If you were hoping for a Bluth family reunion when Arrested Development returns this spring with all-new Season 4 episodes after a seven year hiatus, you may be disappointed. Series creator Mitchell Hurwitz, who is resurrecting the beloved Fox sitcom on Netflix, has revealed new plot details, explaining that the story structure of the upcoming 14 episodes will be completely different from the first three seasons of the cult show.

In another bombshell, Hurwitz also stated that the Bluth clan will be separated throughout the entirety of Season 4, with only Jason Bateman's Michael Bluth appearing in every episode as the "one man who can bring them all back together."

This story structure, which will see each of our favorite characters at a different place in life, is being used to set up the Arrested Development movie, which will revolve around an epic family reunion. We have a new photo from the show featuring GOB and Michael Bluth (Jason Bateman, Will Arnett). Check it out, and then read on for more in-depth details about Arrested Development Season 4.

<strong><em>Arrested Development</em></strong> Season 4 photo with Jason Bateman and Will Arnett

Mitchell Hurwitz explains the thought process behind re-creating the series for a new decade.

"It would be impossible to get everyone together at the same time. The show will look very different. [It is being assembled as a] very, very complex puzzle [from scenes shot out of sequence over many months].

We're not jumping from one thing to another; you're staying with one character. The bigger story is the family has fallen apart at the start of our show. They all went their own way, without Michael holding them together, so they're left to their own devices, and they're not the most successful devices. [The season is designed as a] first act to what we eventually want to do, which is a big movie [though there's no guarantee it will ever get made]."

Mitchell Hurwitz further went onto describe how each individual episode will be broken down, and how it will revolve around one character, while intersecting with other characters' storylines.

"Each individual (episode) kind of depicts what happens in 2006 as the Bluths fled from the law on the Queen Mary. [The true flavor] slowly reveals itself, as the moment you saw in one show will reappear in another show from a different character's perspective. If people watch it all at once, it will seem like a giant Arrested Development. It's really tailored for Netflix."

The series creator also hinted that the family dynamic is just as maladjusted as it was in the beginning.

""It was such a joy to be back with everybody; it didn't feel like work, it felt like being back with friends. You don't see them all together until you see the movie. I can assure you that the characters are just as damaged, self-involved and self-righteous as ever.

One of the reasons Arrested Development wasn't embraced at the time was it wasn't easy to get your head around it. It was a point of pride with me; I wanted to create a show that had surprises.

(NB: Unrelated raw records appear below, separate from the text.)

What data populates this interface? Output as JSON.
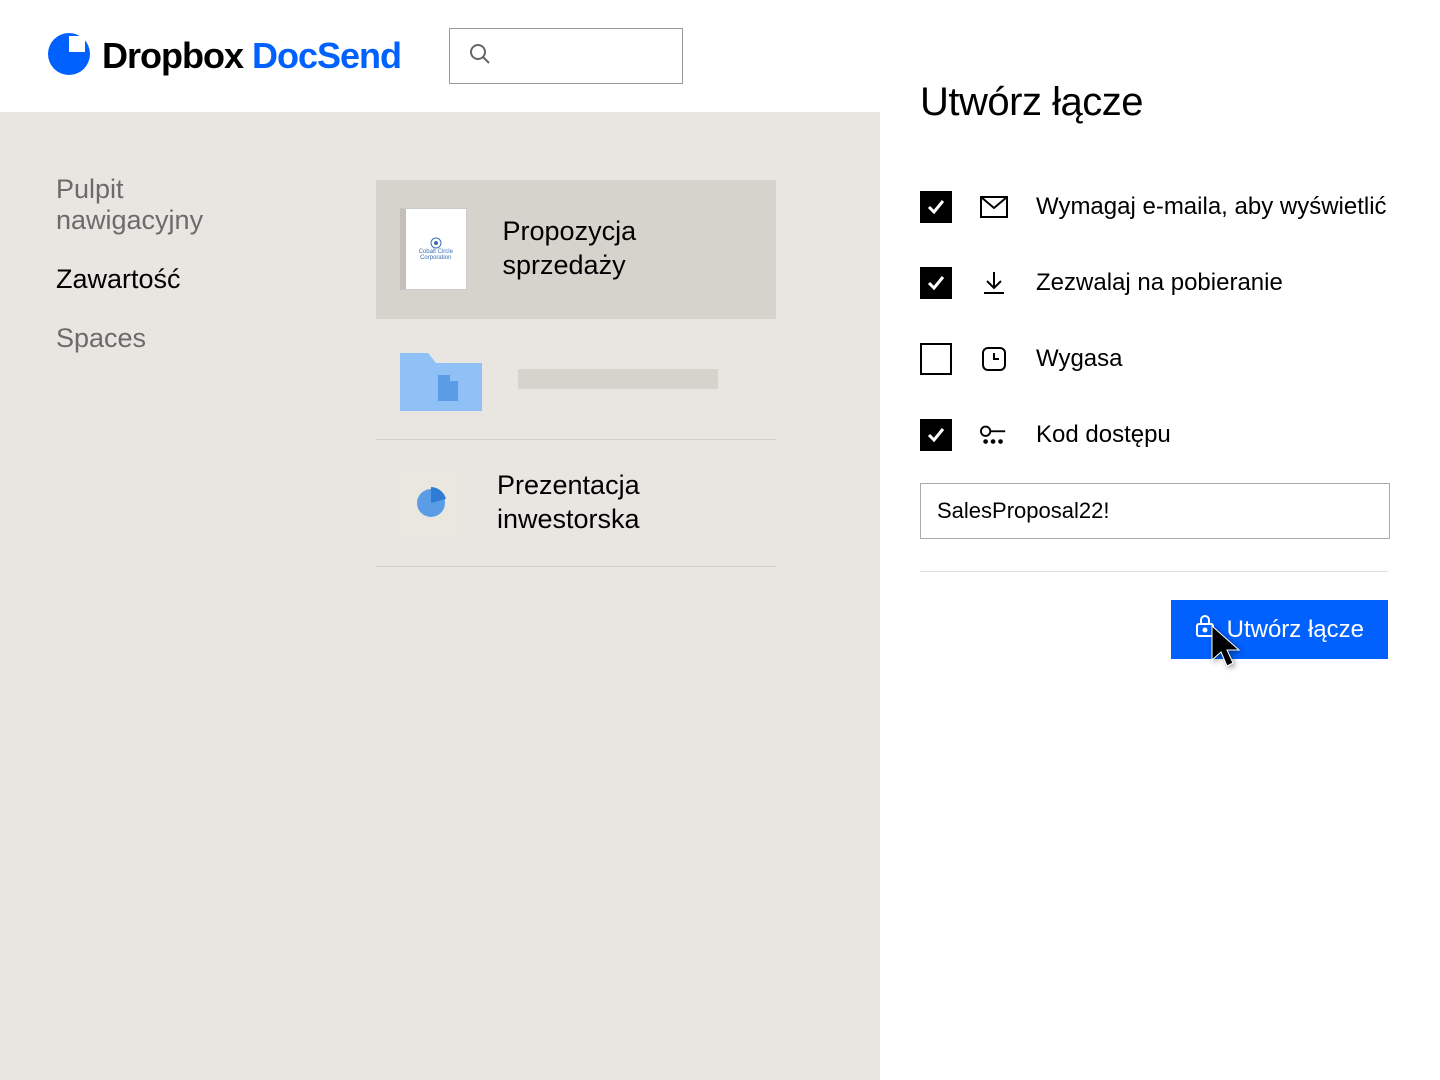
{
  "brand": {
    "part1": "Dropbox ",
    "part2": "DocSend"
  },
  "search": {
    "placeholder": ""
  },
  "sidebar": {
    "items": [
      {
        "label": "Pulpit nawigacyjny",
        "active": false
      },
      {
        "label": "Zawartość",
        "active": true
      },
      {
        "label": "Spaces",
        "active": false
      }
    ]
  },
  "content": {
    "items": [
      {
        "title": "Propozycja sprzedaży",
        "thumb_line1": "Cobalt Circle",
        "thumb_line2": "Corporation"
      },
      {
        "title": ""
      },
      {
        "title": "Prezentacja inwestorska"
      }
    ]
  },
  "panel": {
    "title": "Utwórz łącze",
    "options": [
      {
        "label": "Wymagaj e-maila, aby wyświetlić",
        "checked": true,
        "icon": "mail"
      },
      {
        "label": "Zezwalaj na pobieranie",
        "checked": true,
        "icon": "download"
      },
      {
        "label": "Wygasa",
        "checked": false,
        "icon": "clock"
      },
      {
        "label": "Kod dostępu",
        "checked": true,
        "icon": "key"
      }
    ],
    "passcode": "SalesProposal22!",
    "button": "Utwórz łącze"
  },
  "colors": {
    "accent": "#0061fe"
  }
}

But that's what they want to do (at Netflix). They want to take risks. They encouraged the complexity that had been discouraged before."

Arrested Development is rumored to return on May 4th, but that has not yet been confirmed by Netflix.

B. Alan Orange